Lactation alters maternal metabolism and increases food intake in rats to support milk production. Pancreatic lipase (PL) is primarily responsible for fat digestion in adults and is regulated by dietary fat. The present research determined the regulation of PL by lactation and dietary fat. In Expt 1, eighteen Sprague–Dawley dams and twelve age-matched virgins (controls) were fed a low-fat diet (LF; 11 % energy as safflower oil) for 7–63 d. At postpartum (day 0), peak lactation (day 15) and post-lactation (day 56) and after 7 d in virgins, the pancreas was removed for mRNA and enzyme analyses. In Expt 2, thirty-six Sprague–Dawley dams were fed LF until day 9 postpartum when dams were divided into three groups of twelve; one continued to be fed LF, one was fed a moderate-fat diet (MF; 40 % energy as safflower oil); and one was fed a high-fat diet (HF; 67 % energy as safflower oil) diet. At peak lactation (day 15) and post-lactation (day 56), the pancreas was removed for mRNA and enzyme analyses. Expt 1 revealed that lactation and post-lactation significantly (P<0·001) decreased PL mRNA (67 % and 76 %, respectively), but only post-lactation decreased PL activity. Increased dietary fat in Expt 2 significantly increased PL mRNA (LF<MF<HF, P<0·001) and PL activity (LF<MF=HF, P<0·02) in both lactation and post-lactation. In summary, lactation and post-lactation decreased PL mRNA significantly even though dietary fat still regulated PL activity and mRNA in lactation and post-lactation.
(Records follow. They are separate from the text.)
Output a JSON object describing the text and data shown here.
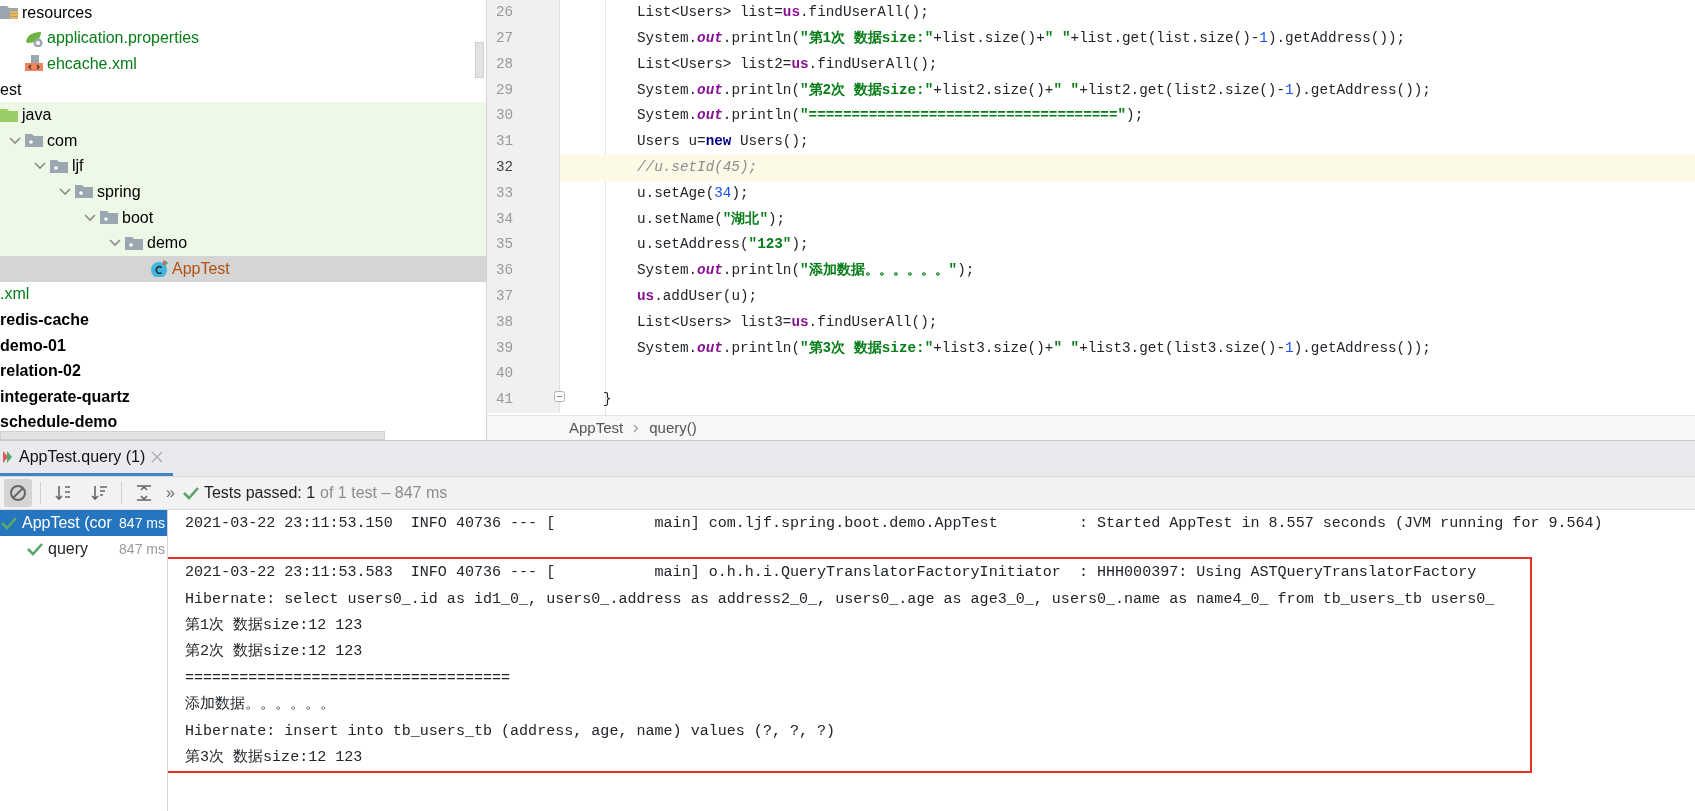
{
  "project_tree": [
    {
      "label": "resources",
      "kind": "resources",
      "color": "#000000",
      "selected": false,
      "tinted": false,
      "children": [
        {
          "label": "application.properties",
          "kind": "spring",
          "color": "#067d17",
          "selected": false,
          "tinted": false
        },
        {
          "label": "ehcache.xml",
          "kind": "xml",
          "color": "#067d17",
          "selected": false,
          "tinted": false
        }
      ]
    },
    {
      "label": "est",
      "kind": "plain",
      "color": "#000000",
      "selected": false,
      "tinted": false,
      "children": [
        {
          "label": "java",
          "kind": "test-root",
          "color": "#000000",
          "selected": false,
          "tinted": true,
          "children": [
            {
              "label": "com",
              "kind": "package",
              "color": "#000000",
              "selected": false,
              "tinted": true,
              "expanded": true,
              "children": [
                {
                  "label": "ljf",
                  "kind": "package",
                  "color": "#000000",
                  "selected": false,
                  "tinted": true,
                  "expanded": true,
                  "children": [
                    {
                      "label": "spring",
                      "kind": "package",
                      "color": "#000000",
                      "selected": false,
                      "tinted": true,
                      "expanded": true,
                      "children": [
                        {
                          "label": "boot",
                          "kind": "package",
                          "color": "#000000",
                          "selected": false,
                          "tinted": true,
                          "expanded": true,
                          "children": [
                            {
                              "label": "demo",
                              "kind": "package",
                              "color": "#000000",
                              "selected": false,
                              "tinted": true,
                              "expanded": true,
                              "children": [
                                {
                                  "label": "AppTest",
                                  "kind": "class",
                                  "color": "#b1520f",
                                  "selected": true,
                                  "tinted": false
                                }
                              ]
                            }
                          ]
                        }
                      ]
                    }
                  ]
                }
              ]
            }
          ]
        }
      ]
    },
    {
      "label": ".xml",
      "kind": "plain",
      "color": "#067d17",
      "selected": false,
      "tinted": false
    },
    {
      "label": "redis-cache",
      "kind": "module",
      "color": "#000000",
      "selected": false,
      "tinted": false
    },
    {
      "label": "demo-01",
      "kind": "module",
      "color": "#000000",
      "selected": false,
      "tinted": false
    },
    {
      "label": "relation-02",
      "kind": "module",
      "color": "#000000",
      "selected": false,
      "tinted": false
    },
    {
      "label": "integerate-quartz",
      "kind": "module",
      "color": "#000000",
      "selected": false,
      "tinted": false
    },
    {
      "label": "schedule-demo",
      "kind": "module",
      "color": "#000000",
      "selected": false,
      "tinted": false
    }
  ],
  "editor": {
    "lines": [
      {
        "number": "26",
        "caret_line": false,
        "tokens": [
          {
            "text": "List<Users> list=",
            "kind": "plain"
          },
          {
            "text": "us",
            "kind": "field"
          },
          {
            "text": ".findUserAll();",
            "kind": "plain"
          }
        ]
      },
      {
        "number": "27",
        "caret_line": false,
        "tokens": [
          {
            "text": "System.",
            "kind": "plain"
          },
          {
            "text": "out",
            "kind": "static_field"
          },
          {
            "text": ".println(",
            "kind": "plain"
          },
          {
            "text": "\"第1次 数据size:\"",
            "kind": "string"
          },
          {
            "text": "+list.size()+",
            "kind": "plain"
          },
          {
            "text": "\" \"",
            "kind": "string"
          },
          {
            "text": "+list.get(list.size()-",
            "kind": "plain"
          },
          {
            "text": "1",
            "kind": "number"
          },
          {
            "text": ").getAddress());",
            "kind": "plain"
          }
        ]
      },
      {
        "number": "28",
        "caret_line": false,
        "tokens": [
          {
            "text": "List<Users> list2=",
            "kind": "plain"
          },
          {
            "text": "us",
            "kind": "field"
          },
          {
            "text": ".findUserAll();",
            "kind": "plain"
          }
        ]
      },
      {
        "number": "29",
        "caret_line": false,
        "tokens": [
          {
            "text": "System.",
            "kind": "plain"
          },
          {
            "text": "out",
            "kind": "static_field"
          },
          {
            "text": ".println(",
            "kind": "plain"
          },
          {
            "text": "\"第2次 数据size:\"",
            "kind": "string"
          },
          {
            "text": "+list2.size()+",
            "kind": "plain"
          },
          {
            "text": "\" \"",
            "kind": "string"
          },
          {
            "text": "+list2.get(list2.size()-",
            "kind": "plain"
          },
          {
            "text": "1",
            "kind": "number"
          },
          {
            "text": ").getAddress());",
            "kind": "plain"
          }
        ]
      },
      {
        "number": "30",
        "caret_line": false,
        "tokens": [
          {
            "text": "System.",
            "kind": "plain"
          },
          {
            "text": "out",
            "kind": "static_field"
          },
          {
            "text": ".println(",
            "kind": "plain"
          },
          {
            "text": "\"====================================\"",
            "kind": "string"
          },
          {
            "text": ");",
            "kind": "plain"
          }
        ]
      },
      {
        "number": "31",
        "caret_line": false,
        "tokens": [
          {
            "text": "Users u=",
            "kind": "plain"
          },
          {
            "text": "new",
            "kind": "keyword"
          },
          {
            "text": " Users();",
            "kind": "plain"
          }
        ]
      },
      {
        "number": "32",
        "caret_line": true,
        "tokens": [
          {
            "text": "//u.setId(45);",
            "kind": "comment"
          }
        ]
      },
      {
        "number": "33",
        "caret_line": false,
        "tokens": [
          {
            "text": "u.setAge(",
            "kind": "plain"
          },
          {
            "text": "34",
            "kind": "number"
          },
          {
            "text": ");",
            "kind": "plain"
          }
        ]
      },
      {
        "number": "34",
        "caret_line": false,
        "tokens": [
          {
            "text": "u.setName(",
            "kind": "plain"
          },
          {
            "text": "\"湖北\"",
            "kind": "string"
          },
          {
            "text": ");",
            "kind": "plain"
          }
        ]
      },
      {
        "number": "35",
        "caret_line": false,
        "tokens": [
          {
            "text": "u.setAddress(",
            "kind": "plain"
          },
          {
            "text": "\"123\"",
            "kind": "string"
          },
          {
            "text": ");",
            "kind": "plain"
          }
        ]
      },
      {
        "number": "36",
        "caret_line": false,
        "tokens": [
          {
            "text": "System.",
            "kind": "plain"
          },
          {
            "text": "out",
            "kind": "static_field"
          },
          {
            "text": ".println(",
            "kind": "plain"
          },
          {
            "text": "\"添加数据。。。。。。\"",
            "kind": "string"
          },
          {
            "text": ");",
            "kind": "plain"
          }
        ]
      },
      {
        "number": "37",
        "caret_line": false,
        "tokens": [
          {
            "text": "us",
            "kind": "field"
          },
          {
            "text": ".addUser(u);",
            "kind": "plain"
          }
        ]
      },
      {
        "number": "38",
        "caret_line": false,
        "tokens": [
          {
            "text": "List<Users> list3=",
            "kind": "plain"
          },
          {
            "text": "us",
            "kind": "field"
          },
          {
            "text": ".findUserAll();",
            "kind": "plain"
          }
        ]
      },
      {
        "number": "39",
        "caret_line": false,
        "tokens": [
          {
            "text": "System.",
            "kind": "plain"
          },
          {
            "text": "out",
            "kind": "static_field"
          },
          {
            "text": ".println(",
            "kind": "plain"
          },
          {
            "text": "\"第3次 数据size:\"",
            "kind": "string"
          },
          {
            "text": "+list3.size()+",
            "kind": "plain"
          },
          {
            "text": "\" \"",
            "kind": "string"
          },
          {
            "text": "+list3.get(list3.size()-",
            "kind": "plain"
          },
          {
            "text": "1",
            "kind": "number"
          },
          {
            "text": ").getAddress());",
            "kind": "plain"
          }
        ]
      },
      {
        "number": "40",
        "caret_line": false
      },
      {
        "number": "41",
        "caret_line": false,
        "fold": true,
        "kind": "block_end",
        "tokens": [
          {
            "text": "}",
            "kind": "plain"
          }
        ]
      }
    ],
    "breadcrumbs": [
      "AppTest",
      "query()"
    ]
  },
  "run_tab": {
    "label": "AppTest.query (1)",
    "selected": true
  },
  "toolbar": {
    "buttons": [
      {
        "kind": "show-passed",
        "pressed": true
      },
      {
        "kind": "sort-alpha",
        "pressed": false
      },
      {
        "kind": "sort-duration",
        "pressed": false
      },
      {
        "kind": "expand-all",
        "pressed": false
      }
    ],
    "overflow": "»",
    "status": "Tests passed: 1",
    "detail": "of 1 test – 847 ms",
    "passed": true
  },
  "test_tree": [
    {
      "label": "AppTest (cor",
      "time": "847 ms",
      "passed": true,
      "selected": true,
      "children": [
        {
          "label": "query",
          "time": "847 ms",
          "passed": true,
          "selected": false
        }
      ]
    }
  ],
  "console": [
    {
      "text": "2021-03-22 23:11:53.150  INFO 40736 --- [           main] com.ljf.spring.boot.demo.AppTest         : Started AppTest in 8.557 seconds (JVM running for 9.564)",
      "boxed": false
    },
    {
      "text": "2021-03-22 23:11:53.583  INFO 40736 --- [           main] o.h.h.i.QueryTranslatorFactoryInitiator  : HHH000397: Using ASTQueryTranslatorFactory",
      "boxed": true
    },
    {
      "text": "Hibernate: select users0_.id as id1_0_, users0_.address as address2_0_, users0_.age as age3_0_, users0_.name as name4_0_ from tb_users_tb users0_",
      "boxed": true
    },
    {
      "text": "第1次 数据size:12 123",
      "boxed": true
    },
    {
      "text": "第2次 数据size:12 123",
      "boxed": true
    },
    {
      "text": "====================================",
      "boxed": true
    },
    {
      "text": "添加数据。。。。。。",
      "boxed": true
    },
    {
      "text": "Hibernate: insert into tb_users_tb (address, age, name) values (?, ?, ?)",
      "boxed": true
    },
    {
      "text": "第3次 数据size:12 123",
      "boxed": true
    }
  ]
}
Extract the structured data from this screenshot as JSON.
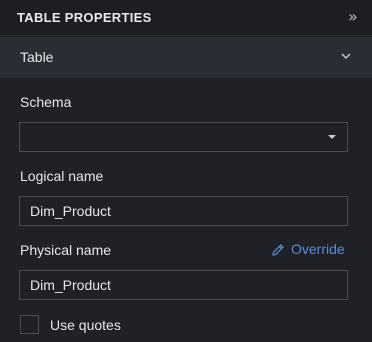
{
  "header": {
    "title": "TABLE PROPERTIES",
    "collapse_icon": "double-chevron-right-icon"
  },
  "section": {
    "label": "Table",
    "icon": "chevron-down-icon"
  },
  "schema": {
    "label": "Schema",
    "value": "",
    "icon": "caret-down-icon"
  },
  "logical_name": {
    "label": "Logical name",
    "value": "Dim_Product"
  },
  "physical_name": {
    "label": "Physical name",
    "value": "Dim_Product",
    "override_label": "Override",
    "override_icon": "pencil-icon"
  },
  "use_quotes": {
    "label": "Use quotes",
    "checked": false
  },
  "colors": {
    "background": "#1f2126",
    "section_bar": "#2a2d33",
    "link": "#5b8bd6",
    "border": "#4a4d55"
  }
}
Nutrigenomics is the study of how constituents of the diet interact with genes, and their products, to alter phenotype and, conversely, how genes and their products metabolise these constituents into nutrients, antinutrients, and bioactive compounds. Results from molecular and genetic epidemiological studies indicate that dietary unbalance can alter gene–nutrient interactions in ways that increase the risk of developing chronic disease. The interplay of human genetic variation and environmental factors will make identifying causative genes and nutrients a formidable, but not intractable, challenge. We provide specific recommendations for how to best meet this challenge and discuss the need for new methodologies and the use of comprehensive analyses of nutrient–genotype interactions involving large and diverse populations. The objective of the present paper is to stimulate discourse and collaboration among nutrigenomic researchers and stakeholders, a process that will lead to an increase in global health and wellness by reducing health disparities in developed and developing countries.
Email your librarian or administrator to recommend adding this to your organisation's collection.